_WHAT TO PRODUCE_
Could you copy every line of the data that contains "title"?

_RECORD EXTRACTS_
· · · ·
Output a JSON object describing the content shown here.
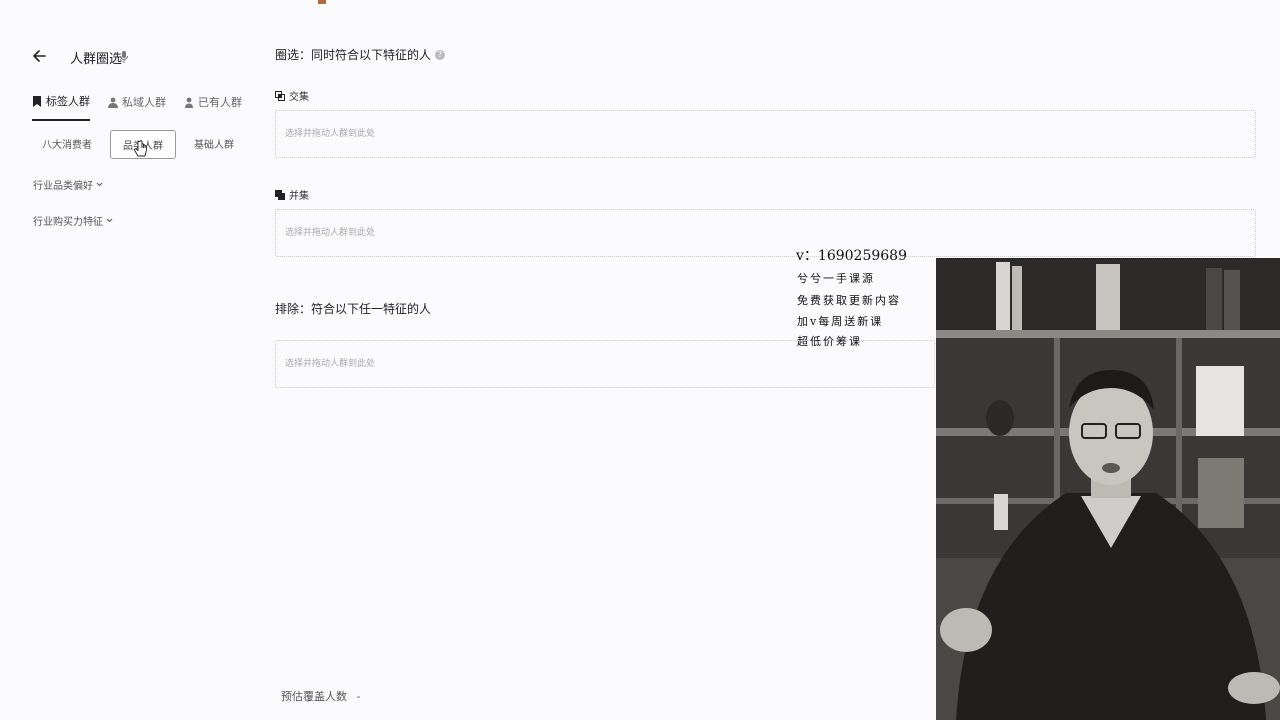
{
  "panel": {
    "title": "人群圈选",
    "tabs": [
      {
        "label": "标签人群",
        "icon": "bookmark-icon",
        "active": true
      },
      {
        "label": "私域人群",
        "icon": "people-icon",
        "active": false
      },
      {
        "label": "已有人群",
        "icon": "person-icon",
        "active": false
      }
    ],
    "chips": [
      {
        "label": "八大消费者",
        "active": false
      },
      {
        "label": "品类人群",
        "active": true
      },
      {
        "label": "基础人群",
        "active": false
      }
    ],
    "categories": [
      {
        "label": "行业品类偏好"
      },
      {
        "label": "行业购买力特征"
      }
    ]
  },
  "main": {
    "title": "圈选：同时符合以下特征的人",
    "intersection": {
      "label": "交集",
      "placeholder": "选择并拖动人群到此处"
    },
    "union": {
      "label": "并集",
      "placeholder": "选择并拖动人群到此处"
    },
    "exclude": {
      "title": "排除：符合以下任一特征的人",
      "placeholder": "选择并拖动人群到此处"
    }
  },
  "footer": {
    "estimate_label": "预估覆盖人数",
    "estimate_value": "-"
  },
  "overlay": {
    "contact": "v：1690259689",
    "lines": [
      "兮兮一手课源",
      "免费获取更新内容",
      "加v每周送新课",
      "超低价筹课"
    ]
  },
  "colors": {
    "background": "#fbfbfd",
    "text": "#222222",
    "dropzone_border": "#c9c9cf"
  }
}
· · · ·
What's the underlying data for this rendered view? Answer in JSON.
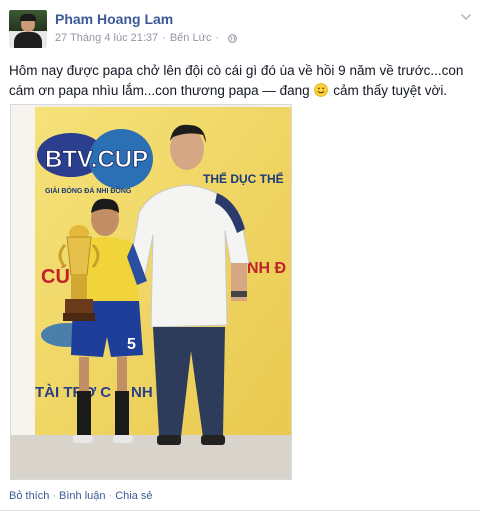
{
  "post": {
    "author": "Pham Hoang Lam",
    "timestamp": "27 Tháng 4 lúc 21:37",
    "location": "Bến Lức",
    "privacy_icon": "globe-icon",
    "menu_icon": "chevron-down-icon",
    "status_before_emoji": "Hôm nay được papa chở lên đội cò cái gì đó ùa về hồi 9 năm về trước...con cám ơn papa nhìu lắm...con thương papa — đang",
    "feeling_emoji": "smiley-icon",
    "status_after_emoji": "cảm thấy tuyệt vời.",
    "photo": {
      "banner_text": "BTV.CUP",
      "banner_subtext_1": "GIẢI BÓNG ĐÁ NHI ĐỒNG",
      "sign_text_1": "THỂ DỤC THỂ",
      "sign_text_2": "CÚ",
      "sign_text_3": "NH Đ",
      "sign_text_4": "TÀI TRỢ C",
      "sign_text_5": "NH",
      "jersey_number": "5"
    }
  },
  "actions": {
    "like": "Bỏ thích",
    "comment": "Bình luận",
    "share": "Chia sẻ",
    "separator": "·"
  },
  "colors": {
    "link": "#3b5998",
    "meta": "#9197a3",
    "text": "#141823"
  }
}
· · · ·
_ANSWER TO THIS EXERCISE_
    "title": "人群圈选",
    "title": "圈选：同时符合以下特征的人",
      "title": "排除：符合以下任一特征的人",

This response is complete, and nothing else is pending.